He advances a conspiracy theory of a curious entity he creates in his own mind called the Labor Party, an all-encompassing phenomenon that’s constantly conspiring to move its own politics to the right.
In the real world, the creaking Labor-trade union continuum is a heterogeneous mass formation of competing groups, forces and interests, containing a range of ideological positions, which are often in conflict with each other.
This is obvious, particularly at a moment such as the present, when there is conflict about which way the Labor and trade union movements should move.
It may be comfortable for Berrell and other Marxist sectarians to create this overarching conspiracy theory of Laborism, but it’s absolutely useless and counterproductive in developing ideas about how to proceed in the current crisis of the labour movement.
In Berrell’s mindset, all that’s possible is to predict gloom and doom and further shifts of the mass movement to the right until the masses wake up and support the socialist sect of one’s choice.
In the real world, of course, that won’t happen.

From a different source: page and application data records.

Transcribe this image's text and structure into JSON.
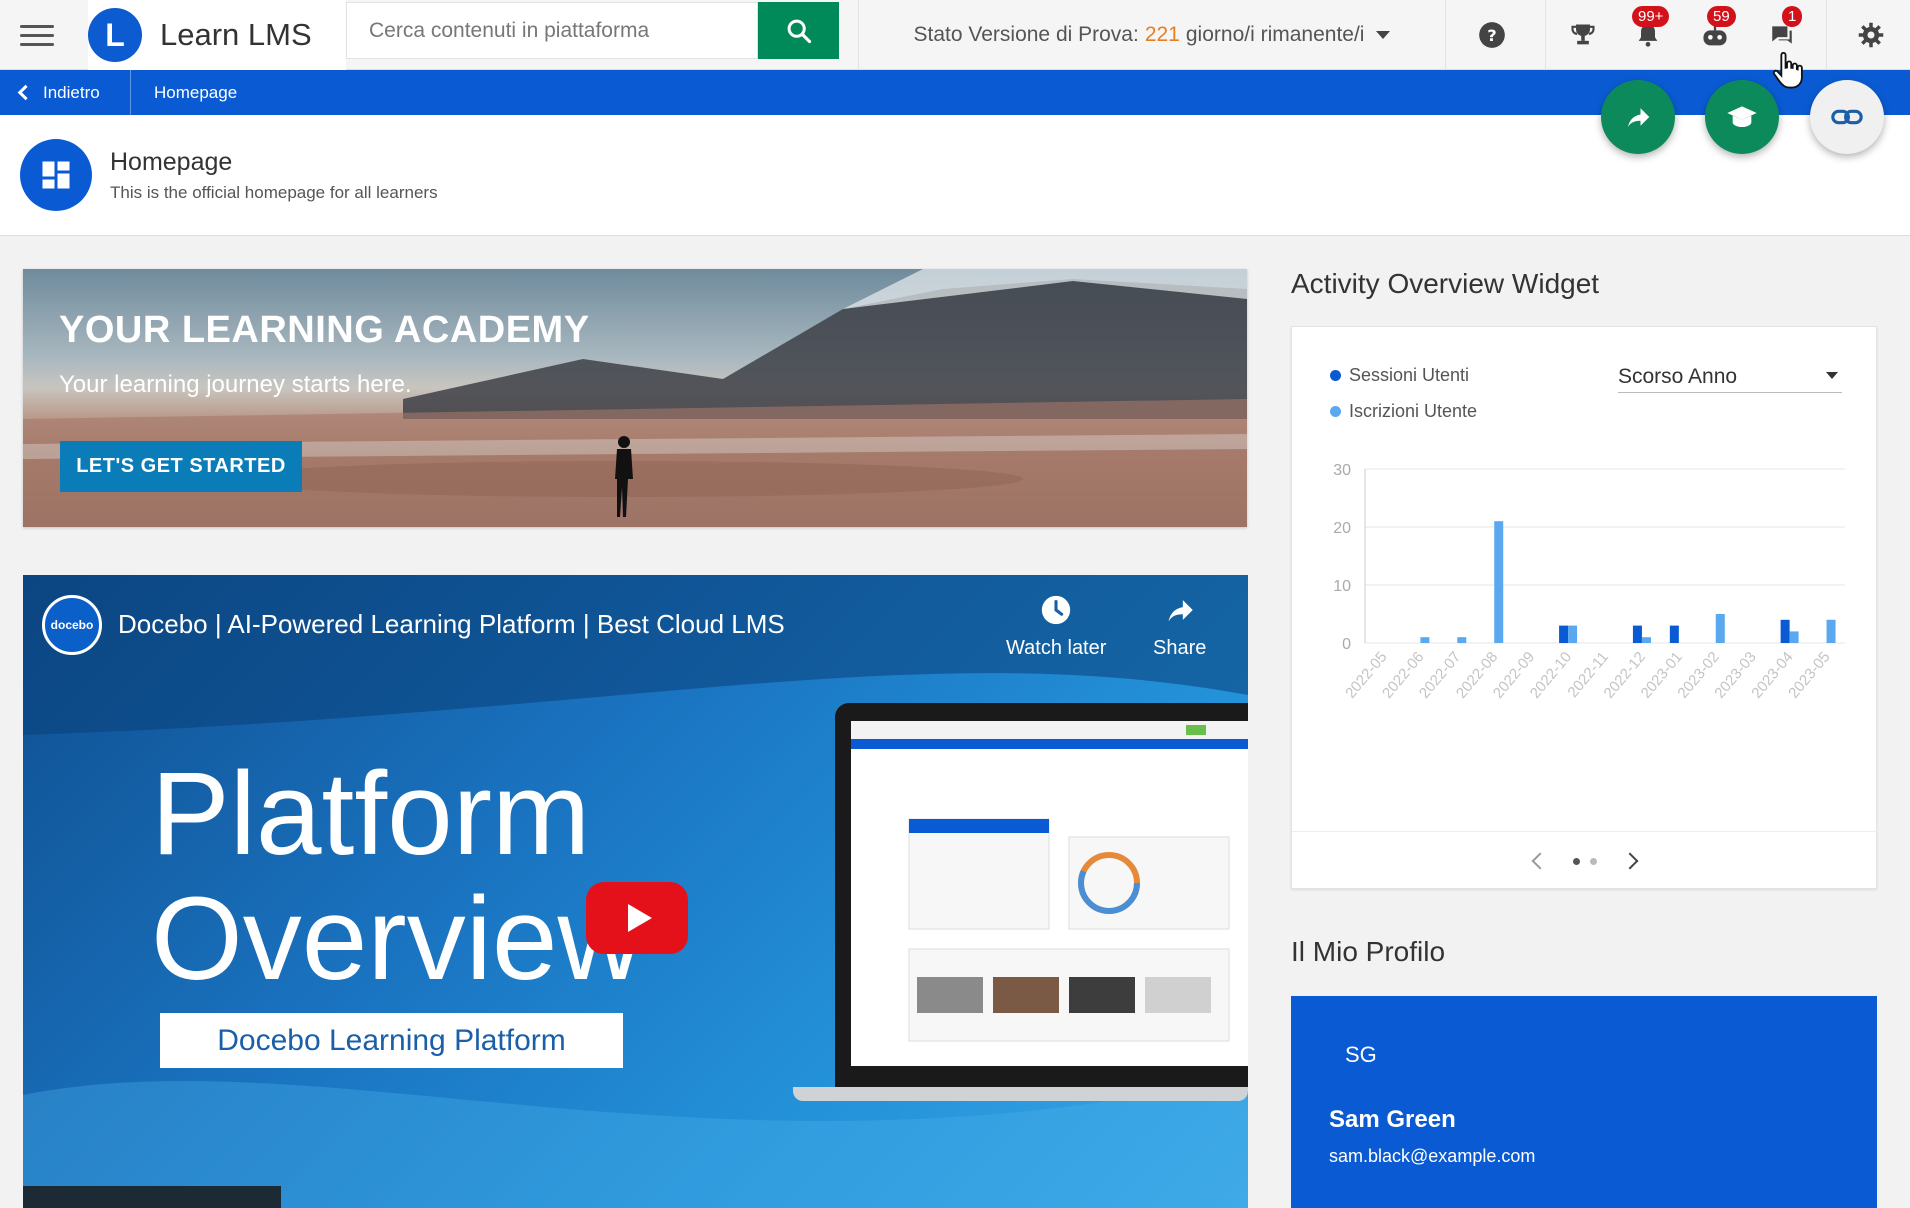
{
  "topbar": {
    "brand_name": "Learn LMS",
    "brand_logo_letter": "L",
    "search_placeholder": "Cerca contenuti in piattaforma",
    "trial_label": "Stato Versione di Prova:",
    "trial_days": "221",
    "trial_suffix": "giorno/i rimanente/i",
    "notifications_badge": "99+",
    "chat_bot_badge": "59",
    "messages_badge": "1"
  },
  "breadcrumb": {
    "back_label": "Indietro",
    "current_label": "Homepage"
  },
  "page_header": {
    "title": "Homepage",
    "subtitle": "This is the official homepage for all learners"
  },
  "hero": {
    "title": "YOUR LEARNING ACADEMY",
    "subtitle": "Your learning journey starts here.",
    "button_label": "LET'S GET STARTED"
  },
  "video": {
    "channel_label": "docebo",
    "title": "Docebo | AI-Powered Learning Platform | Best Cloud LMS",
    "watch_later_label": "Watch later",
    "share_label": "Share",
    "big_line1": "Platform",
    "big_line2": "Overview",
    "box_label": "Docebo Learning Platform"
  },
  "activity_widget": {
    "title": "Activity Overview Widget",
    "period_selected": "Scorso Anno",
    "legend_sessions": "Sessioni Utenti",
    "legend_enrollments": "Iscrizioni Utente"
  },
  "chart_data": {
    "type": "bar",
    "title": "",
    "xlabel": "",
    "ylabel": "",
    "ylim": [
      0,
      30
    ],
    "yticks": [
      0,
      10,
      20,
      30
    ],
    "grid": true,
    "legend_position": "top-left",
    "categories": [
      "2022-05",
      "2022-06",
      "2022-07",
      "2022-08",
      "2022-09",
      "2022-10",
      "2022-11",
      "2022-12",
      "2023-01",
      "2023-02",
      "2023-03",
      "2023-04",
      "2023-05"
    ],
    "series": [
      {
        "name": "Sessioni Utenti",
        "color": "#0a5bd3",
        "values": [
          0,
          0,
          0,
          0,
          0,
          3,
          0,
          3,
          3,
          0,
          0,
          4,
          0
        ]
      },
      {
        "name": "Iscrizioni Utente",
        "color": "#5aa9f0",
        "values": [
          0,
          1,
          1,
          21,
          0,
          3,
          0,
          1,
          0,
          5,
          0,
          2,
          4
        ]
      }
    ]
  },
  "profile": {
    "title": "Il Mio Profilo",
    "initials": "SG",
    "name": "Sam Green",
    "email": "sam.black@example.com"
  },
  "colors": {
    "brand_blue": "#0a5bd3",
    "search_green": "#008a5a",
    "fab_green": "#0d8a5c",
    "trial_orange": "#e67e22",
    "badge_red": "#d2121b",
    "cta_blue": "#0a7db8"
  }
}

This conspiracy view of labour movement politics is associated with a similar left view of the bourgeois side of politics, which many Marxists often treat as if there’s some executive committee of the ruling class somewhere deciding on broad policy and immediate moves.
In reality the bourgeois side of politics is a collection of competing interests and forces, although a dominant view of strategy and immediate needs often emerges. Conflicts among the ruling class are usually conducted in greater privacy than those in the labour movement.

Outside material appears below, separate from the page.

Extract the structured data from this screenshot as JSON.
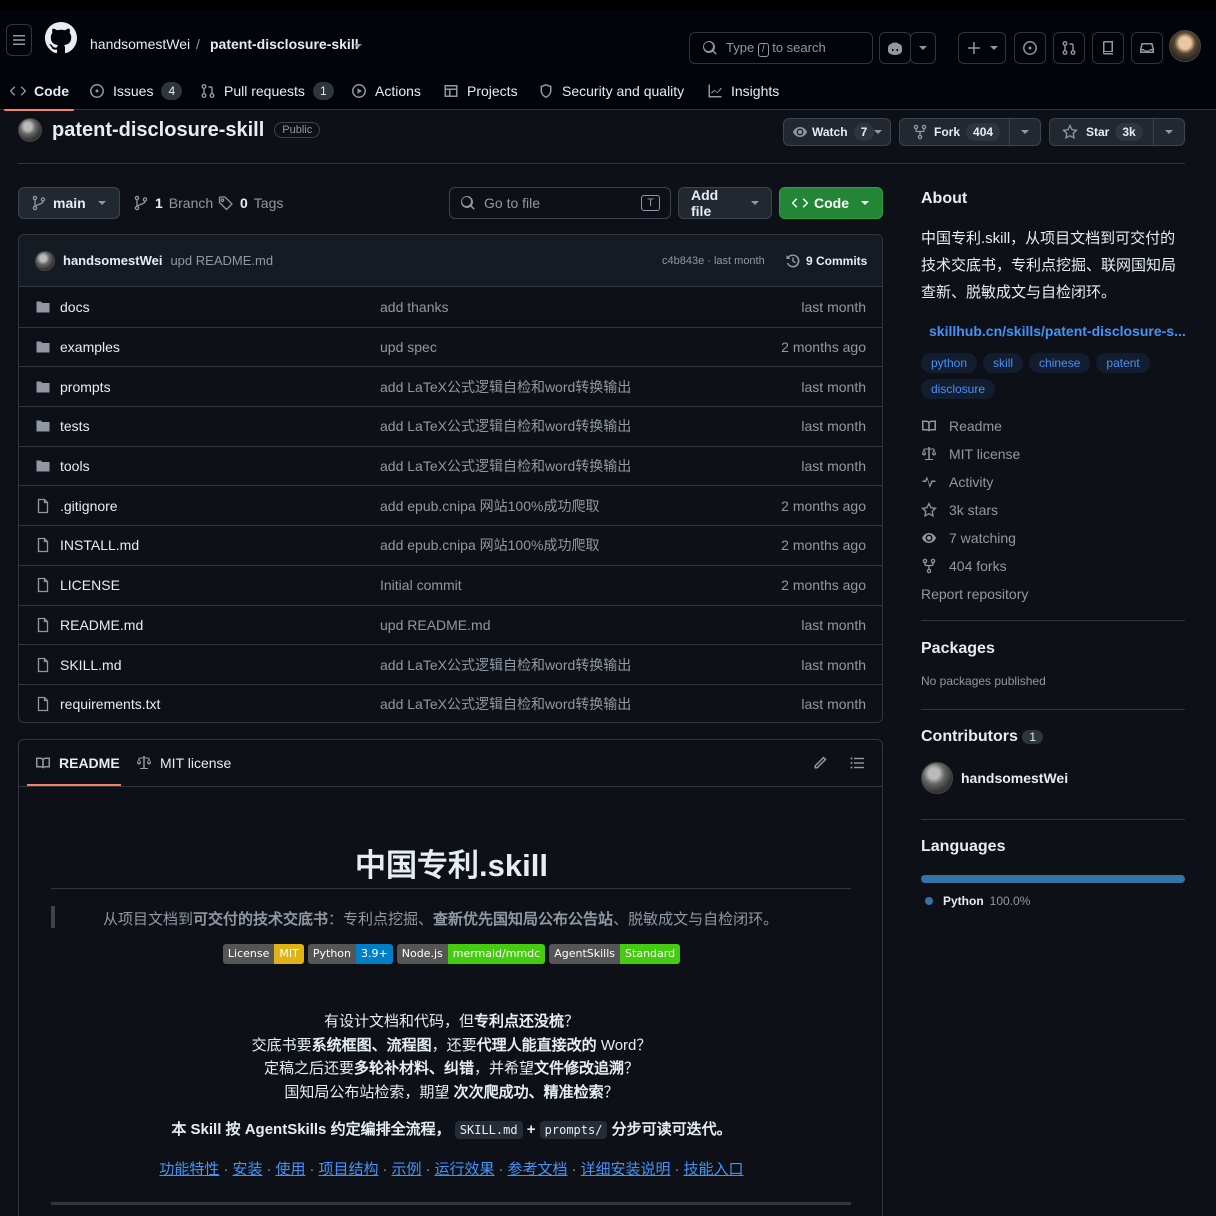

I am constantly amazed at the conspiracy view of the labour side of politics advanced by Berrell, the Socialist Equality Party and Pip Hinman and the DSP, when the conflicts within the broad labour and workers movement are often so public and so clearly associated with different broad political interests and views.
November 25, 2004
Nick Fredman and Peter Boyle react very sharply to my account of Mark Latham’s meeting at Leichhardt Town Hall.
Boyle attacks me for recounting the events in the first person. It would have been difficult for me not to give an account in the first person because I attended the meeting and spoke at it. Apparently it’s all right for Pip Hinman to lie about what I said, mainly by omission, but if I correct the record of what I said, which inevitably has to be in the first person, I’m accused of some kind of megalomania.
Boyle's difficulty is that he’s a puffed-up example of the species Lenin used to describe as the “committee men”. He spends all his time in the DSP building, bossing around people in a small circle and he’s obviously rather resentful of my activities as an old agitator. As he says, to each his own.
The rather more sinister aspect of Boyle’s and Fredman’s posts is their unashamed use of the amalgam method of polemic used so notoriously by the Stalinists in the 1930s.
Because I make a detailed critique of the DSP’s political activities, they both imply that I’m in some way in league with Doug Cameron. Apparently, if someone can find some words in what they say is a Cameronite leaflet that are similar to my critique of the DSP, that’s sufficient to tar me by implication as a Cameronite. What a nasty, Stalinist kind of argumentation that is.
I demand that if Fredman and Boyle make such implications that I’m somehow in league with supporters of Cameron, they produce evidence to that effect, rather than ugly, Stalinist innuendo.